Don't miss

Replay


LATEST SHOWS

EYE ON AFRICA

US Secretary of State John Kerry commits to ramping up military assistance to Nigeria

Read more

MEDIAWATCH

First burkinis, now veils

Read more

THE DEBATE

Syria: What about the Kurds? Fighting on three fronts (part 1)

Read more

THE DEBATE

Syria: What about the Kurds? Fighting on three fronts (part 2)

Read more

FOCUS

In Niger the maluntrition of children is worsening

Read more

IN THE PAPERS

'A tested Europe shows a united front'

Read more

IN THE PAPERS

Sarkozy: 'Everything for France'

Read more

THE DEBATE

Rio's Legacy: Were the Olympics worth it for Brazil? (part 1)

Read more

BUSINESS DAILY

French diesel emissions inquiry 'omitted crucial details'

Read more

Europe

Berlusconi to explain corruption charges

Latest update : 2009-05-19

Italian PM Silvio Belusconi said he will adress the parliament on the corruption charges held against him. Last February, his British lawyer David Mills was found guilty of taking bribes from Berlusconi for a false testimony.

REUTERS - A British lawyer convicted of taking a $600,000 bribe in 1997 from Silvio Berlusconi, Italy's current prime minister, lied to protect him and his Fininvest holding group, a court sentencing document said on Tuesday.

Lawyer David Mills was sentenced in February to four years and six months in prison after taking a bribe from Berlusconi, proposition leader at the time, but now prime minister after being elected to a third term last year.

Berlusconi, who currently has immunity in the case, had been charged with paying Mills the bribe from alleged "secret funds" held by his Mediaset company -- Italy's largest private broadcaster -- to withhold incriminating details about his business dealings.

The court said Mills acted as a false witness to allow Berlusconi and Fininvest to escape charges and keep the huge profits made through illicit business operations.

Berlusconi told reporters the sentence was "simply scandalous" and that he would address the issue in parliament.

"It is a simply scandalous sentence, contrary to reality as I am absolutely sure will be acknowledged on appeal," he said.

"I said this morning I would address the issue in parliament and as soon as I have time.
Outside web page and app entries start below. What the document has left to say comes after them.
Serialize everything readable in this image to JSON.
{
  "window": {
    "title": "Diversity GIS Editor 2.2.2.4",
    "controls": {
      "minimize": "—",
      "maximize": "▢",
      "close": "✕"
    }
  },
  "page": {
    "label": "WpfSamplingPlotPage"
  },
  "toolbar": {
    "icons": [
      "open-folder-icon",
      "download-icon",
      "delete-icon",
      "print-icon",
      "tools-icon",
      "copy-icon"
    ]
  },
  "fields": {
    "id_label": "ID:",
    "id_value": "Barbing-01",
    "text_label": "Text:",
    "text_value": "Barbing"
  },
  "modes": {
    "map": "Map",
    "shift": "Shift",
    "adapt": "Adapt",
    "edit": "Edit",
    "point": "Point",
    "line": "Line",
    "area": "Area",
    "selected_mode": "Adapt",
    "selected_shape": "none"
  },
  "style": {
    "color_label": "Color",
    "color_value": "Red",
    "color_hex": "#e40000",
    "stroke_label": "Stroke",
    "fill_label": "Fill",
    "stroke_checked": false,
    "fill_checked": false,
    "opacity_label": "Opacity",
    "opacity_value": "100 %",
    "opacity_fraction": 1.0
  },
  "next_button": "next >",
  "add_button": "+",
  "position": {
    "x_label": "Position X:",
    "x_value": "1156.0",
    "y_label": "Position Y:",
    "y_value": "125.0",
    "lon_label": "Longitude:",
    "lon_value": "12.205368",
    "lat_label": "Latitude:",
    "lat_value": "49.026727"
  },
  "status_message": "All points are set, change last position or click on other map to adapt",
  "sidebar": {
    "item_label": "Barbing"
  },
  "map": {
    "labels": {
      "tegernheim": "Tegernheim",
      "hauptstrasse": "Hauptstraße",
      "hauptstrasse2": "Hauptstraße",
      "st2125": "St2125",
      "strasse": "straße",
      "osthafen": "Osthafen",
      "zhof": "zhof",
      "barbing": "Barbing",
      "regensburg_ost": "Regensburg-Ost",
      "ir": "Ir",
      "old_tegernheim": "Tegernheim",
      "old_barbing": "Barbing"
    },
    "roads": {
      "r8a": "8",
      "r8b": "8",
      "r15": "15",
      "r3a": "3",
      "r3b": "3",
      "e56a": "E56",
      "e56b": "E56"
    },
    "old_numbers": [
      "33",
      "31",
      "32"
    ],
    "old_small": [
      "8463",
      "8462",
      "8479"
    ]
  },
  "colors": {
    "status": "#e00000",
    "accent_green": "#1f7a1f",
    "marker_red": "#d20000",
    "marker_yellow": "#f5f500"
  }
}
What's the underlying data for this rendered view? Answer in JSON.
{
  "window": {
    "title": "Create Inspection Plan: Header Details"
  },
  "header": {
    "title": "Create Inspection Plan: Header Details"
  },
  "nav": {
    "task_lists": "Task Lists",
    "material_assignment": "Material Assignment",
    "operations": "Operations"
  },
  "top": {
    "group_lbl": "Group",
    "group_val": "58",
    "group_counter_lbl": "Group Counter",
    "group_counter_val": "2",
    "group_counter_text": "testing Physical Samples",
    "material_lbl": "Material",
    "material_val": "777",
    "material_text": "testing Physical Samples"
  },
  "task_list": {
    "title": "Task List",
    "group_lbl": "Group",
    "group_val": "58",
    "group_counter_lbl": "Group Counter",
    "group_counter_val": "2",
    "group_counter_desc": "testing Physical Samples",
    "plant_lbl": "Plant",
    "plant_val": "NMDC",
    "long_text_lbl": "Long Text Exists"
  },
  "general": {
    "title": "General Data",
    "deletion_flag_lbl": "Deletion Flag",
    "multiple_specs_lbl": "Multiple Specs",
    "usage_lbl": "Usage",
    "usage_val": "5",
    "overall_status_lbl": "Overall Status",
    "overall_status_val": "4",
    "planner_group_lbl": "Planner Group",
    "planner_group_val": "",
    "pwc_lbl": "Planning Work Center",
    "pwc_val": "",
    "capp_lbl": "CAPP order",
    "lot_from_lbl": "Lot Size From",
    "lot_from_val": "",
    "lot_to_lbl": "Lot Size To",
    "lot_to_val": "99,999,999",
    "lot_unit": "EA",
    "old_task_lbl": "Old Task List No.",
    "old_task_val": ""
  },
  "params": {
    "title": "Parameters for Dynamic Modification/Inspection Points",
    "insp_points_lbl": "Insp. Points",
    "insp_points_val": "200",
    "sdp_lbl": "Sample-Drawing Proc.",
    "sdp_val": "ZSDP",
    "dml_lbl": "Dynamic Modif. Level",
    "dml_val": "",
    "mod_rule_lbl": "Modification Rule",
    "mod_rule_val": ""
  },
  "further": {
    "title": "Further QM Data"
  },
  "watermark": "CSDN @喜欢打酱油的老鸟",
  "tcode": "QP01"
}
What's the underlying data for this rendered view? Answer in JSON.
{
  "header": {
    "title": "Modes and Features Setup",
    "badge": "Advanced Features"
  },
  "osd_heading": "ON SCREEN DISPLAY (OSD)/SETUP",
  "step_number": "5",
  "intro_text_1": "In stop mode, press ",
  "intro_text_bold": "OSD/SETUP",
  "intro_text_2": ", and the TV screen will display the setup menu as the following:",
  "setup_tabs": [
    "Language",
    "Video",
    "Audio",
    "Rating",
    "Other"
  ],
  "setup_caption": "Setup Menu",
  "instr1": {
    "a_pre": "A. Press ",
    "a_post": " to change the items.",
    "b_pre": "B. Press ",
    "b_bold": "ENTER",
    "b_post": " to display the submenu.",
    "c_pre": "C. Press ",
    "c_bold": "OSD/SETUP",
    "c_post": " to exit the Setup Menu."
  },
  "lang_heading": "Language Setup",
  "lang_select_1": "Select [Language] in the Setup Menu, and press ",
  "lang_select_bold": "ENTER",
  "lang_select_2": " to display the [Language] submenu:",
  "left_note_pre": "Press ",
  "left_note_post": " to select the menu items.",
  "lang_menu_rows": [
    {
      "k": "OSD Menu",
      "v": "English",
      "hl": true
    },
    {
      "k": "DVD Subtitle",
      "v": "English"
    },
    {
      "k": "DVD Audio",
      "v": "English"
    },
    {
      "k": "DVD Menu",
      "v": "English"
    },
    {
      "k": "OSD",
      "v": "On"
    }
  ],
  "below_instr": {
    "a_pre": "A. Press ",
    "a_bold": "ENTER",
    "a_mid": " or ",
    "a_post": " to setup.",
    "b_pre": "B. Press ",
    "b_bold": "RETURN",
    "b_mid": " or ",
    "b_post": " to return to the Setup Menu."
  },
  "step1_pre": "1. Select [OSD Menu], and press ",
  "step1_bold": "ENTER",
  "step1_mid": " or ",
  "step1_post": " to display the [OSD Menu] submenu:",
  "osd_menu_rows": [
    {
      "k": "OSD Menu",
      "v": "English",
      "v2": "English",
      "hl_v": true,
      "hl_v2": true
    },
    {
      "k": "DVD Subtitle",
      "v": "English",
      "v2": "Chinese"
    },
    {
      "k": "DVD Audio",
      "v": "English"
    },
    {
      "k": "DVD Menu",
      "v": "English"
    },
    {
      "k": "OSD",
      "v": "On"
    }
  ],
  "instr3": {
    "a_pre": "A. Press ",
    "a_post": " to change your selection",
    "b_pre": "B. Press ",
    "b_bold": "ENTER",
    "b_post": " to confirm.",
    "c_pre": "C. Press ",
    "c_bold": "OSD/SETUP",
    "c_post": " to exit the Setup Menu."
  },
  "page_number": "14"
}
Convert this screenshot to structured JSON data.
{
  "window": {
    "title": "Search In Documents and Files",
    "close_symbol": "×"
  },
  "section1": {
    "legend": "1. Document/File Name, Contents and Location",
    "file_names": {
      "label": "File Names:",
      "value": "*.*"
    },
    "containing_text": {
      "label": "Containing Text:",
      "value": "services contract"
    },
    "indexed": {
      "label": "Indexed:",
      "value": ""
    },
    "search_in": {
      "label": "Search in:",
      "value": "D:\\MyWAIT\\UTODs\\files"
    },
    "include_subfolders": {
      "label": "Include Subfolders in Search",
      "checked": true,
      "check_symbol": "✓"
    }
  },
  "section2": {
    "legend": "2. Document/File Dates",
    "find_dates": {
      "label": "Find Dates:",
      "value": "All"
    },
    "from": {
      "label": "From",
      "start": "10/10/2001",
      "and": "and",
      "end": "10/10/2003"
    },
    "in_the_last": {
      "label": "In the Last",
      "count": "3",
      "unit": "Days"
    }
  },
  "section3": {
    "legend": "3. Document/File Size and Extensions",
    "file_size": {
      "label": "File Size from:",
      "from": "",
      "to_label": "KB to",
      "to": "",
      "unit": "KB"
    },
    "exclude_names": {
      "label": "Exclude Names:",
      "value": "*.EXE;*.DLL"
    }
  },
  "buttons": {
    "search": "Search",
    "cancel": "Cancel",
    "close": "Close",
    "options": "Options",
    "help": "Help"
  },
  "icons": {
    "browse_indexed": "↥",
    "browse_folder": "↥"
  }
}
There, I will finally say what I've long thought about certain magistrates."

Court sentencing statements in Italy are often released long after sentences are made public.

Mills, who said he would appeal the sentence, was also pursuing his own financial interests, the court said.

In July last year Berlusconi's government introduced the law which gave him immunity while in office. Its validity is currently being decided by Italy's Constitutional Court.

Berlusconi had complained he was subjected to around 2,500 hearings, hundreds of visits by the police and millions of euros in legal fees during his political career. In every case Berlusconi has either been acquitted or the case has run out of time.

Date created : 2009-05-19

COMMENT(S)